As a self-employed worker, you will need to provide evidence of relevant qualifications in order to receive a visa. You must also provide proof that you have sufficient resources to carry out your plans.

Moreover, when you apply for your visa, you will need to show that your business proposal will serve the interests of the country.

A self-employed residence permit costs €80 and is valid for three years. Renewals are also possible.

Work visas for seasonal/temporary workers

A seasonal work visa is only available for specific jobs that are classified as seasonal activities.

These include harvesting crops, tour guides and other holiday jobs, and short-term hospitality roles.
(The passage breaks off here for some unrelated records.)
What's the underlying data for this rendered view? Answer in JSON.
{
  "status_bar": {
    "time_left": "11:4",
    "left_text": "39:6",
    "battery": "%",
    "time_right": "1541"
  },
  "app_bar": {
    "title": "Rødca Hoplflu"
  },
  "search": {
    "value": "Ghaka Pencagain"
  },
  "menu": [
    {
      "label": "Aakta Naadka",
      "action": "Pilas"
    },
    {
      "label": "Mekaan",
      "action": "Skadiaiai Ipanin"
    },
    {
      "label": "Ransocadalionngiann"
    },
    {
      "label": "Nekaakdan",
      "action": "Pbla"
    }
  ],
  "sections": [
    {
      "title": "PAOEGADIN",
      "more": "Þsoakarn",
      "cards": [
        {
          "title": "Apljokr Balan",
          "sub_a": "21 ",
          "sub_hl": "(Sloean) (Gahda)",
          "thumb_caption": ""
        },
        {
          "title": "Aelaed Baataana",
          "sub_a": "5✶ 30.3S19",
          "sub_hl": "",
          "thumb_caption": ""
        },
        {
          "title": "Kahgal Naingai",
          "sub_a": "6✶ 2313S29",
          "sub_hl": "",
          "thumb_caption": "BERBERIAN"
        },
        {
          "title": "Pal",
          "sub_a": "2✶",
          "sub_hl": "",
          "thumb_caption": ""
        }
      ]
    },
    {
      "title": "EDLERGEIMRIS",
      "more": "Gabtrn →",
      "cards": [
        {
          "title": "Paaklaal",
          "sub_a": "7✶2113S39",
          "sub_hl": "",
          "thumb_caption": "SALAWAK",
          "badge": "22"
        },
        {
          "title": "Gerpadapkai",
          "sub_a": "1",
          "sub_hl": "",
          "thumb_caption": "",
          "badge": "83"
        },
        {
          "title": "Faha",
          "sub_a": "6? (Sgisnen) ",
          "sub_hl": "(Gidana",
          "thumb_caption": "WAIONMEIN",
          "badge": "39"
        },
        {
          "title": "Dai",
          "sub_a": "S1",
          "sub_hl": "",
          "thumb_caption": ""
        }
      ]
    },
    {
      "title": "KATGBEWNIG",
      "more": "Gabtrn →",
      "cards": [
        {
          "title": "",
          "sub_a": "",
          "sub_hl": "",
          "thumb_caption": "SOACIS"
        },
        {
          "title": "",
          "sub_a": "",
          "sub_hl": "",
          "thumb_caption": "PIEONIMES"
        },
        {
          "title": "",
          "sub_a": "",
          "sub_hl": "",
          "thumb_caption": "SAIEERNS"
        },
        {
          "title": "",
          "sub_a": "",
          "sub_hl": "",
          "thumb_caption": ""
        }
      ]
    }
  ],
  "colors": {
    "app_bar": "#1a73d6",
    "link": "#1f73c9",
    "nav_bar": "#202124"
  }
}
To get this visa, you will first need a signed seasonal job contract. The company must declare a vacant position. If there are no local or EU candidates that are able to fill the position within three weeks, the company can write to the director of ADEM, requesting a permission certificate to hire a non-EU national. You will need this permission certificate, along with your signed contract, to request the visa.

A seasonal worker’s visa is valid for no more than five months over a total period of 12 months. Notably, seasonal workers cannot change to a different visa category.

Volunteering and work experience in Luxembourg

You must be under 30 years old to obtain a volunteer visa for Luxembourg. The National Youth Service or SNJ (Service national de la jeunesse in French) must approve your application. You will also need proof from your volunteer program, including confirmation of living expenses.

Volunteer visas are valid for one year. They are not renewable, and volunteers cannot change to a different visa category.

Work visas in Luxembourg for family members

Family reunification covers non-EU nationals who want to bring family members to Luxembourg. This includes spouses or registered partners, and unmarried children under 18. In some cases, parents and older children may be given permission. However, this is on a case-by-case basis.

A little boy playing outside with a fishing net in a park in Luxembourg
Photo: Lynn Kintziger/Unsplash

If you are living in Luxembourg, you will effectively act as the sponsor for your family members. You will need to demonstrate your intention to apply for a long-term residence permit, provide proof of resources, and have suitable accommodation. You will also need health insurance coverage for your family members.

Once in Luxembourg, family members can apply for a work permit. During their first year of residence, they will be treated as non-EU nationals, and can only apply for jobs if there are no suitable local or EU candidates. After one year, this requirement stops.

Appeals and complaints about work visas in Luxembourg

If your application for a visa is denied, you can appeal. To do this, you will need to make your appeal to the Administrative Tribunal.

For problems regarding a residence permit, you can go to the Ministry of Foreign and European Affairs, which has ultimate control over decisions about visas and permits.

Useful resources

  • – a government website that provides more information about applying for various work permits in Luxembourg
  • – provides information for British nationals in Luxembourg who are affected by Brexit
  • ADEM – the national jobseekers’ portal in Luxembourg which provides job listings and other important information about working in the country
  • Ministry of Foreign and European Affairs – provides relevant, up-to-date news for those looking to live and work in Luxembourg